Commentary: HSAs Gaining Popularity, Can Be Better

Published September 1, 2005

Proponents of Health Savings Accounts (HSAs) predicted they would revolutionize the health marketplace. Now, less than two years after becoming law, more than a million people own HSAs. That’s twice as many as in September 2004, according to a study released in May by the trade group America’s Health Insurance Plans.

By most accounts, HSAs are having an enormously beneficial effect on the design of health insurance in this country. Instead of an employer or insurer paying medical bills, more than one million people are managing some of their own health care dollars.

Yet despite their many advantages, health economists argue HSAs can be made even better by improving incentives and creating opportunities for the chronically ill and freedom from unnecessary regulation.

Making Incentives Better

Patients can exercise discretion for many of their health care needs, which is one of the things that attracts people to HSAs. Prescription drugs are a perfect example. Devon Herrick, a senior fellow with the National Center for Policy Analysis who has studied the prescription drug market extensively, says “patients can save a lot of money if they shop for drugs the way they shop for a loaf of bread.”

Current Law

A case in point: The annual cost of brand-name drugs for arthritic pain relief is typically $800 more than for over-the-counter substitutes, and the brand-name remedies are riskier. (Vioxx and Bextra, for example, have been removed from the market.) Since drugs affect different people differently, individual patients are in the best position to determine whether the tradeoff between cost and pain relief is worthwhile.

However, HSA owners are finding not all medical services are the same. A semiconscious patient on a gurney, for example, is not in a position to make choices about alternative treatments. Even if he could, discretion in this setting is typically inappropriate.

The HSA law treats all these cases the same, however. It requires a high, across-the-board deductible and requires the patient to bear the costs of purchases below the deductible amount. (See accompanying figure.) Many health economists believe a better approach would be to allow insurers to design their plans so different deductibles (and copayments) apply to different medical services. Put simply, high deductibles are best in situations where patient discretion is possible and appropriate, while low or no deductibles are better in situations where patient discretion is more difficult or inappropriate.

Managing Chronic Illness Costs

Another area where HSAs could be improved, health economists believe, is to provide financial incentives to the chronically ill to control costs. The chronically ill are responsible for an enormous amount of health care spending. Almost half of all health care dollars are spent on patients with one of five chronic conditions: asthma, diabetes, heart disease, hypertension, and mood disorders.

Treatments for the chronically ill are usually repetitive, requiring the same procedures, visits, and/or medicines, week after week, year after year. Consequently, cost-saving discoveries by these patients are not one-time events. Rather, they pay off indefinitely and could be financially very rewarding to a patient who must pay these costs out of pocket.

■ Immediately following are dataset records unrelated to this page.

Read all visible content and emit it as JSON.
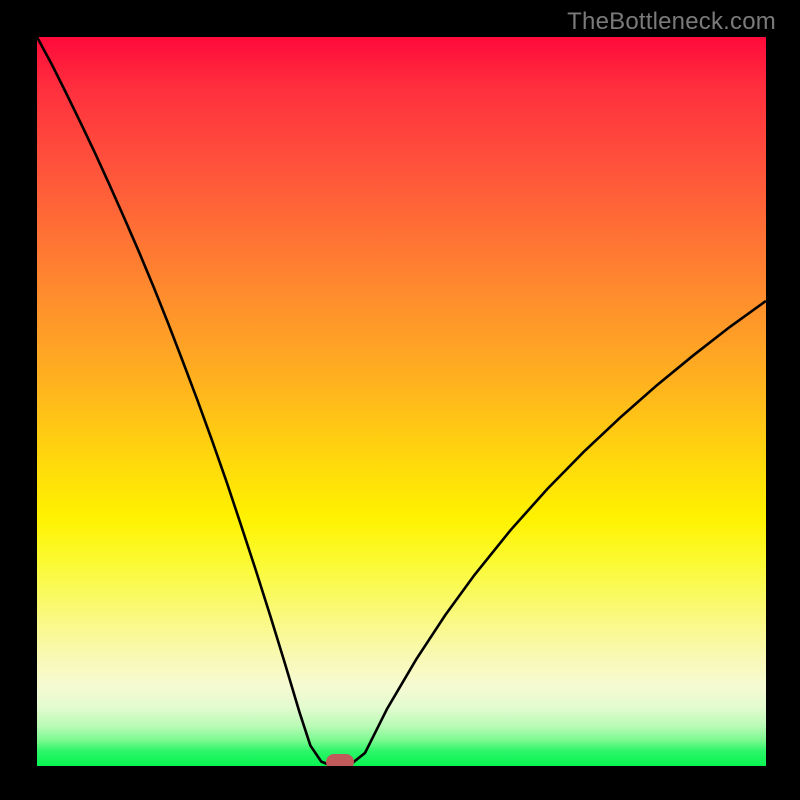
{
  "watermark": "TheBottleneck.com",
  "chart_data": {
    "type": "line",
    "title": "",
    "xlabel": "",
    "ylabel": "",
    "xlim": [
      0,
      100
    ],
    "ylim": [
      0,
      100
    ],
    "grid": false,
    "legend": false,
    "marker": {
      "x": 41.5,
      "y": 0.5
    },
    "series": [
      {
        "name": "bottleneck-curve",
        "x": [
          0,
          2,
          4,
          6,
          8,
          10,
          12,
          14,
          16,
          18,
          20,
          22,
          24,
          26,
          28,
          30,
          32,
          34,
          36,
          37.5,
          39,
          40,
          41,
          42,
          43,
          45,
          48,
          52,
          56,
          60,
          65,
          70,
          75,
          80,
          85,
          90,
          95,
          100
        ],
        "y": [
          100,
          96.3,
          92.3,
          88.2,
          84.0,
          79.6,
          75.1,
          70.5,
          65.7,
          60.7,
          55.5,
          50.2,
          44.7,
          39.0,
          33.0,
          26.9,
          20.6,
          14.1,
          7.4,
          2.8,
          0.6,
          0.2,
          0.2,
          0.2,
          0.2,
          1.8,
          7.8,
          14.6,
          20.7,
          26.2,
          32.4,
          38.0,
          43.1,
          47.8,
          52.2,
          56.3,
          60.2,
          63.8
        ]
      }
    ]
  }
}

Numerous studies have found the chronically ill can reduce costs and improve quality by managing their own care. But health care management is difficult and time-consuming. So patients should reap health rewards and financial rewards from making better decisions. One suggestion is to allow insurers to create versatile HSAs for patients with chronic conditions, adjusting the accounts’ funding to fit specific circumstances.

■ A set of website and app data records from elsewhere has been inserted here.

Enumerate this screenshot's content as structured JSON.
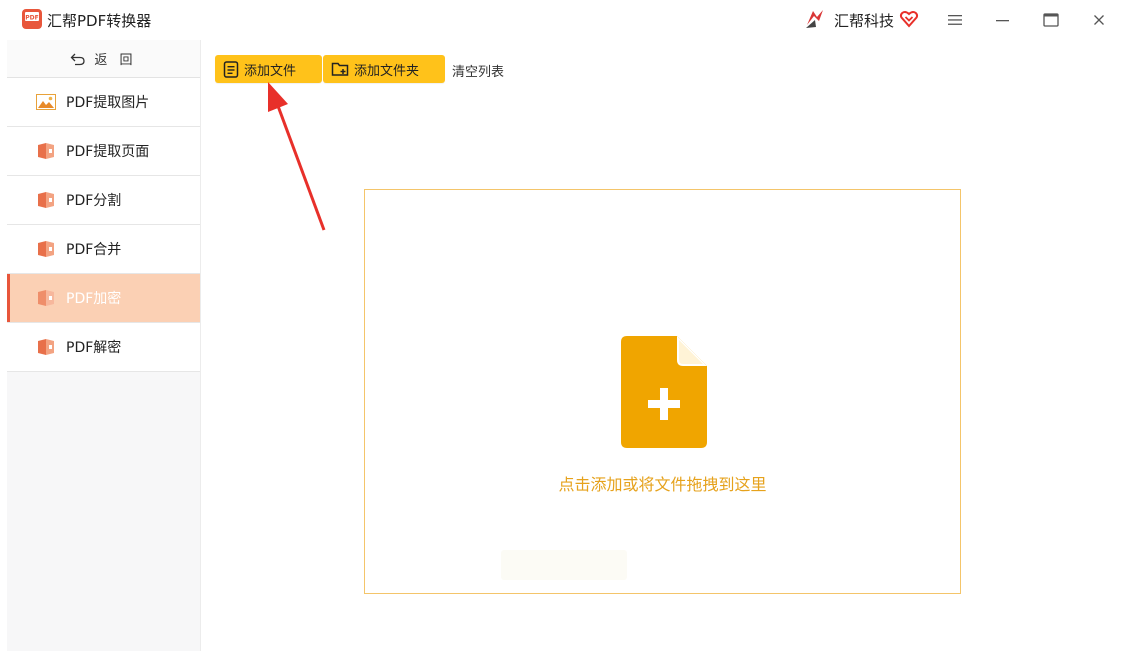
{
  "app": {
    "logo_text": "PDF",
    "title": "汇帮PDF转换器",
    "brand_name": "汇帮科技"
  },
  "sidebar": {
    "back_label": "返 回",
    "items": [
      {
        "label": "PDF提取图片",
        "icon": "image-icon",
        "active": false
      },
      {
        "label": "PDF提取页面",
        "icon": "book-icon",
        "active": false
      },
      {
        "label": "PDF分割",
        "icon": "book-icon",
        "active": false
      },
      {
        "label": "PDF合并",
        "icon": "book-icon",
        "active": false
      },
      {
        "label": "PDF加密",
        "icon": "book-icon",
        "active": true
      },
      {
        "label": "PDF解密",
        "icon": "book-icon",
        "active": false
      }
    ]
  },
  "toolbar": {
    "add_file_label": "添加文件",
    "add_folder_label": "添加文件夹",
    "clear_list_label": "清空列表"
  },
  "drop_zone": {
    "hint": "点击添加或将文件拖拽到这里"
  },
  "colors": {
    "accent": "#ffc21a",
    "active_item_bg": "#fbd0b4",
    "active_indicator": "#e8563b",
    "drop_border": "#f4c56a",
    "hint_text": "#e6a21c",
    "file_icon": "#f0a500",
    "annotation_arrow": "#e8302a"
  }
}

Reducing Unnecessary Regulation

Overall, proponents of HSAs believe the accounts could be improved and become the dominant form of health insurance if Congress simply stepped aside and allowed the market to make many of the design decisions. As proof, they point to the experience of South Africa.

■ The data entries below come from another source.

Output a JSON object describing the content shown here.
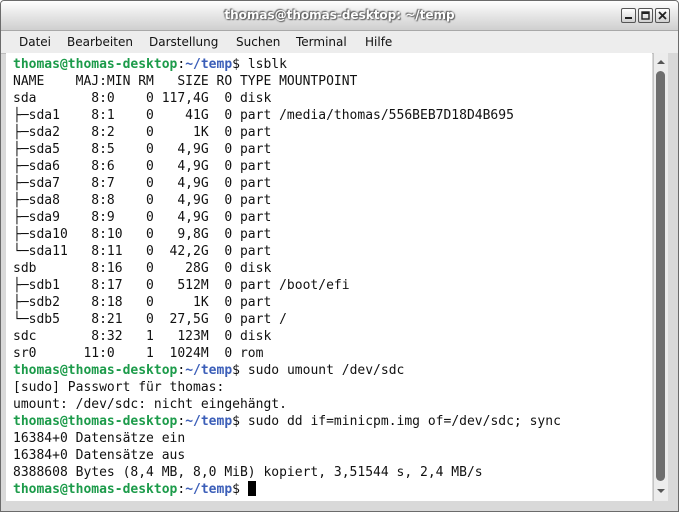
{
  "window": {
    "title": "thomas@thomas-desktop: ~/temp"
  },
  "menu": {
    "items": [
      "Datei",
      "Bearbeiten",
      "Darstellung",
      "Suchen",
      "Terminal",
      "Hilfe"
    ]
  },
  "colors": {
    "prompt_user": "#1c9b4a",
    "prompt_path": "#3b5eb8",
    "text": "#111111",
    "background": "#ffffff"
  },
  "icons": [
    "minimize-icon",
    "maximize-icon",
    "close-icon",
    "scroll-up-icon",
    "scroll-down-icon"
  ],
  "terminal": {
    "prompt_user": "thomas@thomas-desktop",
    "prompt_sep": ":",
    "prompt_path": "~/temp",
    "lines": [
      {
        "type": "prompt",
        "cmd": " lsblk"
      },
      {
        "type": "out",
        "text": "NAME    MAJ:MIN RM   SIZE RO TYPE MOUNTPOINT"
      },
      {
        "type": "out",
        "text": "sda       8:0    0 117,4G  0 disk"
      },
      {
        "type": "out",
        "text": "├─sda1    8:1    0    41G  0 part /media/thomas/556BEB7D18D4B695"
      },
      {
        "type": "out",
        "text": "├─sda2    8:2    0     1K  0 part"
      },
      {
        "type": "out",
        "text": "├─sda5    8:5    0   4,9G  0 part"
      },
      {
        "type": "out",
        "text": "├─sda6    8:6    0   4,9G  0 part"
      },
      {
        "type": "out",
        "text": "├─sda7    8:7    0   4,9G  0 part"
      },
      {
        "type": "out",
        "text": "├─sda8    8:8    0   4,9G  0 part"
      },
      {
        "type": "out",
        "text": "├─sda9    8:9    0   4,9G  0 part"
      },
      {
        "type": "out",
        "text": "├─sda10   8:10   0   9,8G  0 part"
      },
      {
        "type": "out",
        "text": "└─sda11   8:11   0  42,2G  0 part"
      },
      {
        "type": "out",
        "text": "sdb       8:16   0    28G  0 disk"
      },
      {
        "type": "out",
        "text": "├─sdb1    8:17   0   512M  0 part /boot/efi"
      },
      {
        "type": "out",
        "text": "├─sdb2    8:18   0     1K  0 part"
      },
      {
        "type": "out",
        "text": "└─sdb5    8:21   0  27,5G  0 part /"
      },
      {
        "type": "out",
        "text": "sdc       8:32   1   123M  0 disk"
      },
      {
        "type": "out",
        "text": "sr0      11:0    1  1024M  0 rom"
      },
      {
        "type": "prompt",
        "cmd": " sudo umount /dev/sdc"
      },
      {
        "type": "out",
        "text": "[sudo] Passwort für thomas:"
      },
      {
        "type": "out",
        "text": "umount: /dev/sdc: nicht eingehängt."
      },
      {
        "type": "prompt",
        "cmd": " sudo dd if=minicpm.img of=/dev/sdc; sync"
      },
      {
        "type": "out",
        "text": "16384+0 Datensätze ein"
      },
      {
        "type": "out",
        "text": "16384+0 Datensätze aus"
      },
      {
        "type": "out",
        "text": "8388608 Bytes (8,4 MB, 8,0 MiB) kopiert, 3,51544 s, 2,4 MB/s"
      },
      {
        "type": "prompt",
        "cmd": " ",
        "cursor": true
      }
    ]
  }
}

HSAs (called Medical Savings Accounts) emerged in the 1990s in Nelson Mandela’s South Africa. Since the government never passed a law dictating an HSA design, the plans developed in a relatively free market. Today, HSAs have captured more than half the market for private health insurance there.

“Not only have MSA plans proved popular, they have also developed in ways that are better designed to meet customer needs than in the U.S.,” notes Shaun Matisonn, executive vice president at Discovery Health, a South African insurance company.

In the United States, however, Congress has capped HSA contributions and required that HSAs be linked to high-deductible plans. HSAs could flourish if Congress would allow unlimited contributions to HSAs and permit such accounts to wrap around third-party insurance–paying for any expense the insurance plan does not pay.

John C. Goodman ([email protected]) is president of the National Center for Policy Analysis.